YALOBUSHA – County residents are already seeing activity by workers for the 2010 Census almost a year before the count is scheduled to begin.
Census forms are scheduled to be mailed during March of 2010 with the actual count to begin after Census Day on April 1.
Currently Census workers are performing address canvassing, a process that began in early April of this year and will run through July 15. Census workers will be walking every street in the country verifying and updating census address lists and maps.
“The census workers we hire are members of the community and will be working in their own neighborhoods,” said Gabriel Sanchez, Regional Director for the Dallas Region, which covers the states of Mississippi, Louisiana, and Texas. Around 15,000 workers have been hired for the task in just these three states.

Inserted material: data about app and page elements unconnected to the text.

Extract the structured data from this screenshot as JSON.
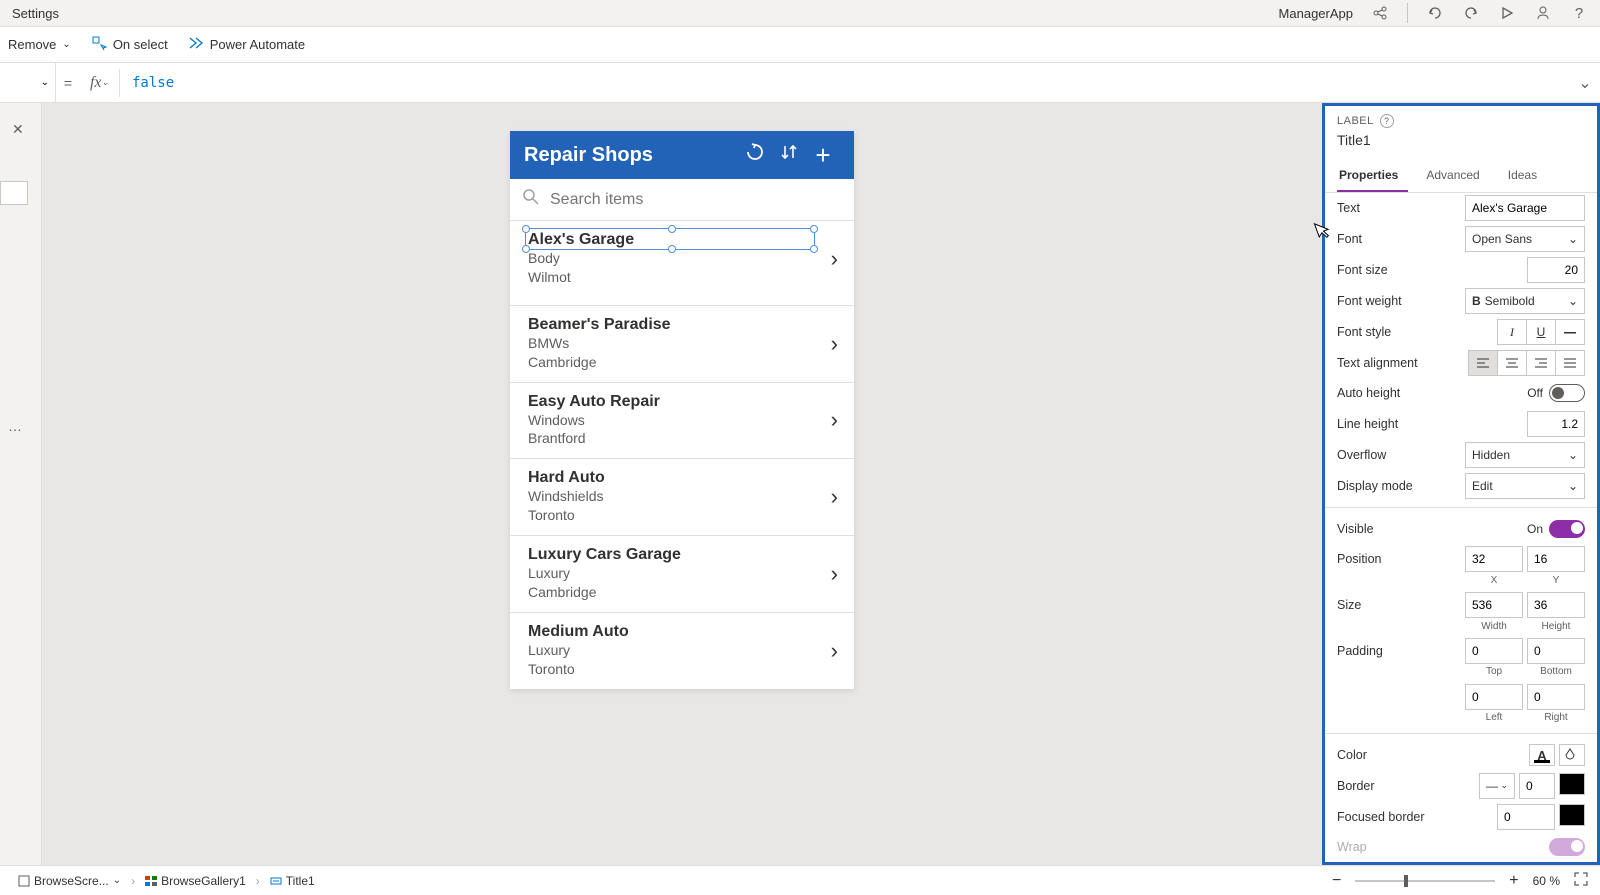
{
  "titlebar": {
    "title": "Settings",
    "appName": "ManagerApp"
  },
  "commandbar": {
    "remove": "Remove",
    "onSelect": "On select",
    "powerAutomate": "Power Automate"
  },
  "formula": {
    "value": "false"
  },
  "canvas": {
    "appTitle": "Repair Shops",
    "searchPlaceholder": "Search items",
    "items": [
      {
        "title": "Alex's Garage",
        "sub1": "Body",
        "sub2": "Wilmot"
      },
      {
        "title": "Beamer's Paradise",
        "sub1": "BMWs",
        "sub2": "Cambridge"
      },
      {
        "title": "Easy Auto Repair",
        "sub1": "Windows",
        "sub2": "Brantford"
      },
      {
        "title": "Hard Auto",
        "sub1": "Windshields",
        "sub2": "Toronto"
      },
      {
        "title": "Luxury Cars Garage",
        "sub1": "Luxury",
        "sub2": "Cambridge"
      },
      {
        "title": "Medium Auto",
        "sub1": "Luxury",
        "sub2": "Toronto"
      }
    ]
  },
  "props": {
    "typeLabel": "LABEL",
    "controlName": "Title1",
    "tabs": {
      "properties": "Properties",
      "advanced": "Advanced",
      "ideas": "Ideas"
    },
    "fields": {
      "text": {
        "label": "Text",
        "value": "Alex's Garage"
      },
      "font": {
        "label": "Font",
        "value": "Open Sans"
      },
      "fontSize": {
        "label": "Font size",
        "value": "20"
      },
      "fontWeight": {
        "label": "Font weight",
        "value": "Semibold"
      },
      "fontStyle": {
        "label": "Font style"
      },
      "textAlign": {
        "label": "Text alignment"
      },
      "autoHeight": {
        "label": "Auto height",
        "state": "Off"
      },
      "lineHeight": {
        "label": "Line height",
        "value": "1.2"
      },
      "overflow": {
        "label": "Overflow",
        "value": "Hidden"
      },
      "displayMode": {
        "label": "Display mode",
        "value": "Edit"
      },
      "visible": {
        "label": "Visible",
        "state": "On"
      },
      "position": {
        "label": "Position",
        "x": "32",
        "y": "16",
        "xLabel": "X",
        "yLabel": "Y"
      },
      "size": {
        "label": "Size",
        "w": "536",
        "h": "36",
        "wLabel": "Width",
        "hLabel": "Height"
      },
      "padding": {
        "label": "Padding",
        "top": "0",
        "bottom": "0",
        "left": "0",
        "right": "0",
        "topLabel": "Top",
        "bottomLabel": "Bottom",
        "leftLabel": "Left",
        "rightLabel": "Right"
      },
      "color": {
        "label": "Color"
      },
      "border": {
        "label": "Border",
        "width": "0"
      },
      "focusedBorder": {
        "label": "Focused border",
        "width": "0"
      },
      "wrap": {
        "label": "Wrap"
      }
    }
  },
  "statusbar": {
    "bc1": "BrowseScre...",
    "bc2": "BrowseGallery1",
    "bc3": "Title1",
    "zoom": "60",
    "zoomPct": "%"
  }
}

In most areas, addresses will be updated without households being contacted by census workers. However, in some instances where confirmation or clarification is needed, a census worker will come to your door, Sanchez added.
These workers will be wearing official census identification badges and will carry a handheld computer. If anyone has questions or concerns about census workers, Sanchez said to contact the regional office at 1-800-563-6499.
“A complete and accurate address list is the cornerstone of a successful census,” said Sanchez. “Building on the achievements of 2000 Census, we have been testing and preparing for the 2010 count all decade and we’re ready to fulfill our Constitutional mandate to count everyone living in the United States.”
Census officials emphasize that it is easy and safe to participate in the 2010 Census. It is against the law for Census Bureau employees to disclose or publish any private information. No authority can obtain personal identifiable data from the Census Bureau. The airtight law applies to the White House, the U.S. Supreme Court, the Internal Revenue Service, and the Department of Homeland Security.
Officials add that the 2010 Census is simple with only ten questions and point out the importance of an accurate count. The numbers determine the allocation of over $300 billion a year for schools, playgrounds, senior citizens’ programs, libraries, infrastructure, hospitals, community programs and more. The number of residents in each community also determines congressional seating and redistricting.
Earlier this year the U.S. Government Accountability Office (GAO) released a report that estimates the cost of the 2010 census at $11.3 billion. That is a cost of $72 per household compared with $56 per household in 2000, adjusted for inflation, the report said.